charge against us as to them. The number of privates delivered was 5,881 instead of 8,014. In paroles General Meredith gives me credit for only 19,409 men. From the time of the last declaration of exchange to September 1 I have delivered at City Point alone 18,610 men, all of whom are on parole. I have other paroles amounting to at least 16,000. So that instead of being entitled to a credit of only 19,409, I have due to me 34,610. Allowing, therefore, that Meredith's Vicksburg computation is correct, he would owe me upon the notice which he has published 7,500 instead of my owing him 10,024 as he claims.
Meredith, not content with the falsehoods already referred to, utters several others.
First.
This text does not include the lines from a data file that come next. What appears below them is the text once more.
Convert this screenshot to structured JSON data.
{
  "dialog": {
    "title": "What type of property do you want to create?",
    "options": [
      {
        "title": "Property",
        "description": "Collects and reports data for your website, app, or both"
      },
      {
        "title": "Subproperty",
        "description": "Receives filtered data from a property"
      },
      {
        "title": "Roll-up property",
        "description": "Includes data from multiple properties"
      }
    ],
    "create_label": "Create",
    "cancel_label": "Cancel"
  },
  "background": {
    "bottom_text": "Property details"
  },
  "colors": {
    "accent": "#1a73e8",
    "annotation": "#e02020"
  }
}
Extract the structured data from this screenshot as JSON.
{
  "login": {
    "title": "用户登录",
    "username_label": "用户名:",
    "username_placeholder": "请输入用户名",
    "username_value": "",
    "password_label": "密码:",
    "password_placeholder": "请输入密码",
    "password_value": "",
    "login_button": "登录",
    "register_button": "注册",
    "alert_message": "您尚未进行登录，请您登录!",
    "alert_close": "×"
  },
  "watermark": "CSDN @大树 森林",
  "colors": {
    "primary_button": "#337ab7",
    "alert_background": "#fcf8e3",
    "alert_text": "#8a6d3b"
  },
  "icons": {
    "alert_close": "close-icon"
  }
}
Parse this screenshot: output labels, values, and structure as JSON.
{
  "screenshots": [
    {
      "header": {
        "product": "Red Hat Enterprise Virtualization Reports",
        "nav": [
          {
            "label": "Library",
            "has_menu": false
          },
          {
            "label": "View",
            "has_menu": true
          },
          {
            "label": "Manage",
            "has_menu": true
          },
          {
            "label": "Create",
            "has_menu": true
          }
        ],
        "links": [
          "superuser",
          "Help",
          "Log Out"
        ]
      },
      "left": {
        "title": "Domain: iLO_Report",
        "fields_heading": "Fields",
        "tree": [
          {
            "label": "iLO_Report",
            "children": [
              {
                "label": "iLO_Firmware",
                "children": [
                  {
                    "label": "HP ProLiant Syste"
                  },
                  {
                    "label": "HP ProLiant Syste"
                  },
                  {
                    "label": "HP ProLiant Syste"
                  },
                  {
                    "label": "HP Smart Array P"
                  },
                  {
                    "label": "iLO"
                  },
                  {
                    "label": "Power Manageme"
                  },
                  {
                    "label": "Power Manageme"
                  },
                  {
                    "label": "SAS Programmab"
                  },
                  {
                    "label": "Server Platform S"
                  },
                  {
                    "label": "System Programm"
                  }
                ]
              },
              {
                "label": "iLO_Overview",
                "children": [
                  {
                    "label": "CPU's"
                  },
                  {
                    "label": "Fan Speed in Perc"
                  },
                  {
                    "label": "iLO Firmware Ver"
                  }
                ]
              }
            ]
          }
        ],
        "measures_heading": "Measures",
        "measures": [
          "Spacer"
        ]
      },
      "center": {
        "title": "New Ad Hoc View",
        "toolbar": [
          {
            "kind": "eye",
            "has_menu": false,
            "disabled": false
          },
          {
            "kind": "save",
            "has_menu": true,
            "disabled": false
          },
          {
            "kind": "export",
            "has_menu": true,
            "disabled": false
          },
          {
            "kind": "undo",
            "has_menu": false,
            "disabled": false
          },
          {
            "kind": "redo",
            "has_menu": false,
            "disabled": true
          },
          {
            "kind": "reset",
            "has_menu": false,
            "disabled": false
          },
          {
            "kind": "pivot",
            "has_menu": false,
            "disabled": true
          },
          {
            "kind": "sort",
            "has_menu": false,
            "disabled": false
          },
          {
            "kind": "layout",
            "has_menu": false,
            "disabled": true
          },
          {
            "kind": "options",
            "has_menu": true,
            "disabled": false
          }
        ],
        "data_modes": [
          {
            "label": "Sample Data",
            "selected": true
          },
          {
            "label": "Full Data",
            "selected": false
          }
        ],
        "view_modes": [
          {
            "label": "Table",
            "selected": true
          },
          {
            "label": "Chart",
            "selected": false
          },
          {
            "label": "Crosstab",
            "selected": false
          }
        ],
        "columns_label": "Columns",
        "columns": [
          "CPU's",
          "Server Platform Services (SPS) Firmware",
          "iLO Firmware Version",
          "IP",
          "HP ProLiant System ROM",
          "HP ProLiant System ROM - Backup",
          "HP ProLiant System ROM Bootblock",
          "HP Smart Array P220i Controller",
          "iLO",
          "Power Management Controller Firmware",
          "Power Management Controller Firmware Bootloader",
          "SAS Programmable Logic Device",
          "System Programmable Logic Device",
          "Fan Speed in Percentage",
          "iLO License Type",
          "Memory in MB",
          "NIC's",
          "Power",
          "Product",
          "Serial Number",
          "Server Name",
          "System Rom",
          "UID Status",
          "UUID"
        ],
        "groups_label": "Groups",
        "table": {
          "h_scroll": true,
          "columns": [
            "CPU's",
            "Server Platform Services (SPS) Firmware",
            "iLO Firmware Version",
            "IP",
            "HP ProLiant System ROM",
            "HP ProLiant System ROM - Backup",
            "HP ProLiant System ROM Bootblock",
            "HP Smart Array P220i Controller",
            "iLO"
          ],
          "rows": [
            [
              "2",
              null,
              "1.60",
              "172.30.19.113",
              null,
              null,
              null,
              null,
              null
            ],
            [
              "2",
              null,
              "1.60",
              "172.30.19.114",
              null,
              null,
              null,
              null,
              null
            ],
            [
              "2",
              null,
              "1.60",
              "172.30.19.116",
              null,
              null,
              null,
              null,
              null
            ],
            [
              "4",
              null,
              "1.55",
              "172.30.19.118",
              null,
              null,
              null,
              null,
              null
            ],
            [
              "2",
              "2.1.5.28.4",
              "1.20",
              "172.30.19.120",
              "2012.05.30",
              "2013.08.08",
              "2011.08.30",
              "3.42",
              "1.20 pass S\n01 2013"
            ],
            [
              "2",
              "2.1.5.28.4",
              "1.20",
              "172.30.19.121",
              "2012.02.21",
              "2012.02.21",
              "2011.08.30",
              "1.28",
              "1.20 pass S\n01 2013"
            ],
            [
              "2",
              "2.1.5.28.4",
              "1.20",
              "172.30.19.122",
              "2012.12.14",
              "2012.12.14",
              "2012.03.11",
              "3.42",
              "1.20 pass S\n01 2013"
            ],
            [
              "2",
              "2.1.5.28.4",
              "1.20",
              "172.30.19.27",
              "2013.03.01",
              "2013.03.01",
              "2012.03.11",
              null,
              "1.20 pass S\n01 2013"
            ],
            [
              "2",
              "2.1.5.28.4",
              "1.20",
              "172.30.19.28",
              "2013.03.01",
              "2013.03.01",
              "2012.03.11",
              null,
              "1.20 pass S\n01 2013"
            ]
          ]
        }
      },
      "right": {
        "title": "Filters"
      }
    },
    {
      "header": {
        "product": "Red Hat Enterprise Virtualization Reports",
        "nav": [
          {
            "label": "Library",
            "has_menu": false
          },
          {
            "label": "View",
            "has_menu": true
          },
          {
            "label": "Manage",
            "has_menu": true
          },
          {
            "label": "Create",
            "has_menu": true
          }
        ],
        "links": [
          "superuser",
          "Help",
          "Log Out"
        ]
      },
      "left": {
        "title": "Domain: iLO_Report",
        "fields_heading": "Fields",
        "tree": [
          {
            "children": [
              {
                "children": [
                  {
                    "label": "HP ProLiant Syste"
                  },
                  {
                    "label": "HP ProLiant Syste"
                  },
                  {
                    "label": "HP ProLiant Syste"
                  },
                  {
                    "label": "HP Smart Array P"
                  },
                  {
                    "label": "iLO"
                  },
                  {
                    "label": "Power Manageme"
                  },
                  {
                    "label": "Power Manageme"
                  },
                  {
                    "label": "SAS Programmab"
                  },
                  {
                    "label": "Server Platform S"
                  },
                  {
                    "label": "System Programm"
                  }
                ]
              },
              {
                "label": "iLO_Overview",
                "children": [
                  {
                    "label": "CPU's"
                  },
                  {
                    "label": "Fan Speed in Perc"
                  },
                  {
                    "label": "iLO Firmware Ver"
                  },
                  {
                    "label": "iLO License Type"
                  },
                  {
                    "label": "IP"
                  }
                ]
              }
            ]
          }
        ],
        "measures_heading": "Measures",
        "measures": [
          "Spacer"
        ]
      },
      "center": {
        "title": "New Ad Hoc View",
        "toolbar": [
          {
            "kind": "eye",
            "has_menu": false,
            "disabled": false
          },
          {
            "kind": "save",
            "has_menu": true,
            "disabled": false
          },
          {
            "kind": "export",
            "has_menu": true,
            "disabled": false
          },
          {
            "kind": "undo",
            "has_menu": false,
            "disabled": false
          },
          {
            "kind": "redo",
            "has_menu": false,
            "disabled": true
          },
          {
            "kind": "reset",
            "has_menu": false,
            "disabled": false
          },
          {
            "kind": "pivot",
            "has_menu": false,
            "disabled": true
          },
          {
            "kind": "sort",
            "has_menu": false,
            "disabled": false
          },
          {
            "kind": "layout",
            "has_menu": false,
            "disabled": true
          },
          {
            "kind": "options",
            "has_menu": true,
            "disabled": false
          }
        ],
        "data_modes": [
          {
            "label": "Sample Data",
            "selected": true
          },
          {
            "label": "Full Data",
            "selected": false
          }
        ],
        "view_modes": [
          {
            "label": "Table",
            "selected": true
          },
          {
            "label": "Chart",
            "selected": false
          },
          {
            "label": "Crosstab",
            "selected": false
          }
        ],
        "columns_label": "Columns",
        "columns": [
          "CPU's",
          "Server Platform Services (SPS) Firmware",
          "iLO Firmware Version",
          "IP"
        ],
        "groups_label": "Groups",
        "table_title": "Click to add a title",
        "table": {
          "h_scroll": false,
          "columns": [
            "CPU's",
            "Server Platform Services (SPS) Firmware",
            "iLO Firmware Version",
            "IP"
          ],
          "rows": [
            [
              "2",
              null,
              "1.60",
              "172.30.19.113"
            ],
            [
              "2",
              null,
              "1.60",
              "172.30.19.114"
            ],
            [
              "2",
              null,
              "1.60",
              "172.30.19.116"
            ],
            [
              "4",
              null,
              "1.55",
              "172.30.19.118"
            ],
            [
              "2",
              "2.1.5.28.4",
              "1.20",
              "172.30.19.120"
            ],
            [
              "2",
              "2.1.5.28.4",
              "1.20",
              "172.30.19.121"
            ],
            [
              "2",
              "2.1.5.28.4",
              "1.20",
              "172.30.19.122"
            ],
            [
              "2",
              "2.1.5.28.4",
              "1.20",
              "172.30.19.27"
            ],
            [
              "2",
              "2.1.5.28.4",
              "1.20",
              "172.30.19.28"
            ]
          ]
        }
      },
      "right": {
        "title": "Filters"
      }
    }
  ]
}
He says I did not give him notice of the sixth section of my exchange notice, which declared all persons delivered at City Point before July 25, 1863, exchanged. On the 1st day of August, 1863, I gave him notice that I had declared such an exchange and he took no exception to it.
Second. He says I furnished him with no lists. This is also false as to the deliveries at City Point; as to the Vicksburg lists they were already in his possession and not in mine.
Third. The statement about my agreement with Colonel Ludlow is false, and Meredith was so informed by me on 1st of August, 1863. I saw a similar statement in the Army and Navy Gazette and immediately wrote to Meredith that the statement was untrue.
You are aware that on the 23rd of August last I proposed to the Federal agent to arrange all our disputes about paroles on the principles of the general orders issued at Washington, or to adhere to our former practice. Neither one of these propositions has been accepted. I can neither get an acceptance nor refusal, though I have frequently pressed for one or the other. In view of that fact I published the declaration of exchange of September 12, 1863. You see what action has been taken upon that by the Federal authorities. I am entirely willing, if it meets with your approbation, to make a declaration th that of the Federal agent, exchanging all Confederate officers and men who were captured and paroled at any time previous to the 1st of September, 1863. I believe I would be justified before God and man in such a proceeding. Whilst the paroles held by them exceed ours to a considerable extent, their conduct has been so nefarious, their refusal to adjust the paroles on both sides so persistent and their recent declaration so flagrantly outrageous that I believe I would be authorized to public a declaration of exchange of all officers and men captured and paroled at any time before September 1, 1863. Such a declaration would not necessarily prevent a future adjustment of paroles. Perhaps it would facilitate it. When out indebtedness was ascertained it would establish a debt which we would honor. The Federals themselves have on more than one occasion, with no provocation, made an overdraw. If I made such a declaration I would accompany it with an expression of willingness to account for any deficiency in the number of paroles held by us when that deficiency was fairly and properly established. It might well be accompanied with a regret that their course had been such as to force the proceeding upon us. If this reconsideration does not meet your favor I propose at least that the parties captured at Port Hudson be immediately released from the obligation of their parole. The enemy has already discharged their own officers and men paroled at Gettysburg. They did it nearly two months ago. I do not think the Federal authorities recognize the Port Hudson paroles as valid. I have seen and heard enough to satisfy me that they do not so regard